Aim of the exercise:
Check every line of the entries for the string "text" and return the ones that contain it.

Data for processing:
BEGIN

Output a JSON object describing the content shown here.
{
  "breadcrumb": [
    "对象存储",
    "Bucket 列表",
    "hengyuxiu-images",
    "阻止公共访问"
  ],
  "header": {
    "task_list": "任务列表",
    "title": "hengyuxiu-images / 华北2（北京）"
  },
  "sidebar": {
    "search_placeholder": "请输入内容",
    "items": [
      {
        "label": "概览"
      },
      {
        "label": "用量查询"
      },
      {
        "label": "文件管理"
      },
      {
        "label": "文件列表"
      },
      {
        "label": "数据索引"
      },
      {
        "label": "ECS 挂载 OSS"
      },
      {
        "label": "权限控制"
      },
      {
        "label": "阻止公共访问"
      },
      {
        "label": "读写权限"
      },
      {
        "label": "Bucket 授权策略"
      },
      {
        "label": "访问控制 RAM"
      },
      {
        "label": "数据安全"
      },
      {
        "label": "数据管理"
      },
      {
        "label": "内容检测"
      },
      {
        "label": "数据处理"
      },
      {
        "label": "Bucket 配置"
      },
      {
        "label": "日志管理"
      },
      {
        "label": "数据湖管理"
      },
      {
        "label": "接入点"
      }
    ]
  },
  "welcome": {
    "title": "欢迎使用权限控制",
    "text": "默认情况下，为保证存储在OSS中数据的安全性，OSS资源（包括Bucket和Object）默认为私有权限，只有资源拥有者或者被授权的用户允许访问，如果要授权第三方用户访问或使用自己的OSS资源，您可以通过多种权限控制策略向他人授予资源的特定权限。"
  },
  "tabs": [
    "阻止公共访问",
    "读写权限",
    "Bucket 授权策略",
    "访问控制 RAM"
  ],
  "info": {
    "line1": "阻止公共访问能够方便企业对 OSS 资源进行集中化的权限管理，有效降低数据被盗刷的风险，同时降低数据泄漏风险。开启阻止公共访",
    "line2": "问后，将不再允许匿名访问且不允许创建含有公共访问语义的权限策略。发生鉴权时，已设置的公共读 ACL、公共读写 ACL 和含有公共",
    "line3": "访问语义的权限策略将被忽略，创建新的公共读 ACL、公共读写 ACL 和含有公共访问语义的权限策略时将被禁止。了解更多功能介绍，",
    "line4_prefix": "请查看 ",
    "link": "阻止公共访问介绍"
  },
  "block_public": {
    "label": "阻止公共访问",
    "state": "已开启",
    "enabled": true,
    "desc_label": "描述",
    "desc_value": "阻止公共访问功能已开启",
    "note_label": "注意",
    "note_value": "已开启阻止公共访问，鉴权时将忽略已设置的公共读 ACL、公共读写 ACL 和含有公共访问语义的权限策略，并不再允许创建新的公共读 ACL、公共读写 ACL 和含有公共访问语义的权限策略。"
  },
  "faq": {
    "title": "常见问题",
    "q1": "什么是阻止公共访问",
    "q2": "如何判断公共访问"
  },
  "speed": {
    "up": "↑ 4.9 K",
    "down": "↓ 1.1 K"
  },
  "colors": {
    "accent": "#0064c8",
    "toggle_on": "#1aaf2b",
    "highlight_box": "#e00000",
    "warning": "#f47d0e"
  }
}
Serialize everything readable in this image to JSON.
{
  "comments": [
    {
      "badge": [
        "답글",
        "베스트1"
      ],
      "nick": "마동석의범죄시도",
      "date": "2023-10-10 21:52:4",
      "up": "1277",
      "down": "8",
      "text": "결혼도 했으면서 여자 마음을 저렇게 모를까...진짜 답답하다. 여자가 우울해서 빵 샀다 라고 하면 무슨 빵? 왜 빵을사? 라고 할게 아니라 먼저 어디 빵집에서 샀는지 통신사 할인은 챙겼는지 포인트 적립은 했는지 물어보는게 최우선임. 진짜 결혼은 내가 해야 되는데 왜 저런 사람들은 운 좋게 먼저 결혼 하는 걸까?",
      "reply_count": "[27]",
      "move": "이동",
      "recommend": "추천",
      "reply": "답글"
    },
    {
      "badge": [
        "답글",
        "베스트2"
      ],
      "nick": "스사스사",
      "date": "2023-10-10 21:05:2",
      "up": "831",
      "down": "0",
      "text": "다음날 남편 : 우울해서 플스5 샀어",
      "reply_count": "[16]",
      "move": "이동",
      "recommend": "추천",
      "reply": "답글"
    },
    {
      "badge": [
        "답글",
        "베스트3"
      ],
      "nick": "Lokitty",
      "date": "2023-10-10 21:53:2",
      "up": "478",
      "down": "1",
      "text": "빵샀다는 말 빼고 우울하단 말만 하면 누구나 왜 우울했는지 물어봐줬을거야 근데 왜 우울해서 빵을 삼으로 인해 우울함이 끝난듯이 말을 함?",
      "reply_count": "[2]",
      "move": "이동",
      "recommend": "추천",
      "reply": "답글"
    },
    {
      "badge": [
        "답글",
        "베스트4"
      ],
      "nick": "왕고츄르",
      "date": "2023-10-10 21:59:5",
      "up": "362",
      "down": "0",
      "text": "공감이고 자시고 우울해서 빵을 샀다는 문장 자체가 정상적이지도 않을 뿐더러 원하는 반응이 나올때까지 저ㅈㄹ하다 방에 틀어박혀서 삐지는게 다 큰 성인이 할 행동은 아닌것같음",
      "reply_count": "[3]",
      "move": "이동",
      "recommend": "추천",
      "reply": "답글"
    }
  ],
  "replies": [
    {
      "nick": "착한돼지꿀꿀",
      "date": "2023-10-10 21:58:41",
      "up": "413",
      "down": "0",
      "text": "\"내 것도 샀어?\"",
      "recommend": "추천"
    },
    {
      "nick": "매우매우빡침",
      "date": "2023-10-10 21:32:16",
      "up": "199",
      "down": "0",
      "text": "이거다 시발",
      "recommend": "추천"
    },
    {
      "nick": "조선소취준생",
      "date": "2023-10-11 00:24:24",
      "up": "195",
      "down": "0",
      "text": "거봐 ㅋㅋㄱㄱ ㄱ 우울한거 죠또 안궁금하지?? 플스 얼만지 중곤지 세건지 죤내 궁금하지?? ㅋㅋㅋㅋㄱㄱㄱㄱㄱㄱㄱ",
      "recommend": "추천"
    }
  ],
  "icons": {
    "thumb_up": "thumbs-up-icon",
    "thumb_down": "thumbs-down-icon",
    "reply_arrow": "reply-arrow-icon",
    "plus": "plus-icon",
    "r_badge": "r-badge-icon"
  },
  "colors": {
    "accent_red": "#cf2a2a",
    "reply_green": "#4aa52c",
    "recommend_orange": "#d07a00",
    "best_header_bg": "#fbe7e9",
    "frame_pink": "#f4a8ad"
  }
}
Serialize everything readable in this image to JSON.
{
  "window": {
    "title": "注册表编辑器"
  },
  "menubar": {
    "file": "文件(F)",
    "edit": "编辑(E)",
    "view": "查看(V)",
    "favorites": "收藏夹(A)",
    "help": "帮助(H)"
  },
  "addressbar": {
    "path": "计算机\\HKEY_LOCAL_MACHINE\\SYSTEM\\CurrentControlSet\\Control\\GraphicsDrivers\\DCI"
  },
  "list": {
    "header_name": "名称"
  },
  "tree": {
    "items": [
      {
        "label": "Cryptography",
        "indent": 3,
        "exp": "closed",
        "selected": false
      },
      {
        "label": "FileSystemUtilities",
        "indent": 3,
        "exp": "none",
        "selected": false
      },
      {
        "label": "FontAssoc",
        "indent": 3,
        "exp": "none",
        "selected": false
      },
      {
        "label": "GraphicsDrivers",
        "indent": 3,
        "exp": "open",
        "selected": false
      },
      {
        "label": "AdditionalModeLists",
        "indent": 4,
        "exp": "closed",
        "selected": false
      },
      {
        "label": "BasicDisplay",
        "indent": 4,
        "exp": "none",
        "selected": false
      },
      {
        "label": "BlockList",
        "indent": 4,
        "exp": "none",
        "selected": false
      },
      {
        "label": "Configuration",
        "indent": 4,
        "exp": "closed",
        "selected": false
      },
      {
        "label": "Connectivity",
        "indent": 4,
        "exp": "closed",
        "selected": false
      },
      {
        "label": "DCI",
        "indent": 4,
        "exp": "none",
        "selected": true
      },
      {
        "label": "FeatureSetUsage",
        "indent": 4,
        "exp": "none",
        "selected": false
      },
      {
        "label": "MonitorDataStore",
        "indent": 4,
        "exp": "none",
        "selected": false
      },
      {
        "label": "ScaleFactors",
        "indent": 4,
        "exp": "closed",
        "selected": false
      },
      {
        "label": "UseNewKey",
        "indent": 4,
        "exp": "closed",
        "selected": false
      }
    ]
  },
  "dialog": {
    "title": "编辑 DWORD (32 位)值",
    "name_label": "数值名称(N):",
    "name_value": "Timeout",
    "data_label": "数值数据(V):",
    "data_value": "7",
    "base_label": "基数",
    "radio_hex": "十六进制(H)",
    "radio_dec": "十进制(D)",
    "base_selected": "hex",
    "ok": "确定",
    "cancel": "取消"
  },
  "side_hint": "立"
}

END

Solution for this task:
    "text": "默认情况下，为保证存储在OSS中数据的安全性，OSS资源（包括Bucket和Object）默认为私有权限，只有资源拥有者或者被授权的用户允许访问，如果要授权第三方用户访问或使用自己的OSS资源，您可以通过多种权限控制策略向他人授予资源的特定权限。"
      "text": "결혼도 했으면서 여자 마음을 저렇게 모를까...진짜 답답하다. 여자가 우울해서 빵 샀다 라고 하면 무슨 빵? 왜 빵을사? 라고 할게 아니라 먼저 어디 빵집에서 샀는지 통신사 할인은 챙겼는지 포인트 적립은 했는지 물어보는게 최우선임. 진짜 결혼은 내가 해야 되는데 왜 저런 사람들은 운 좋게 먼저 결혼 하는 걸까?",
      "text": "다음날 남편 : 우울해서 플스5 샀어",
      "text": "빵샀다는 말 빼고 우울하단 말만 하면 누구나 왜 우울했는지 물어봐줬을거야 근데 왜 우울해서 빵을 삼으로 인해 우울함이 끝난듯이 말을 함?",
      "text": "공감이고 자시고 우울해서 빵을 샀다는 문장 자체가 정상적이지도 않을 뿐더러 원하는 반응이 나올때까지 저ㅈㄹ하다 방에 틀어박혀서 삐지는게 다 큰 성인이 할 행동은 아닌것같음",
      "text": "\"내 것도 샀어?\"",
      "text": "이거다 시발",
      "text": "거봐 ㅋㅋㄱㄱ ㄱ 우울한거 죠또 안궁금하지?? 플스 얼만지 중곤지 세건지 죤내 궁금하지?? ㅋㅋㅋㅋㄱㄱㄱㄱㄱㄱㄱ",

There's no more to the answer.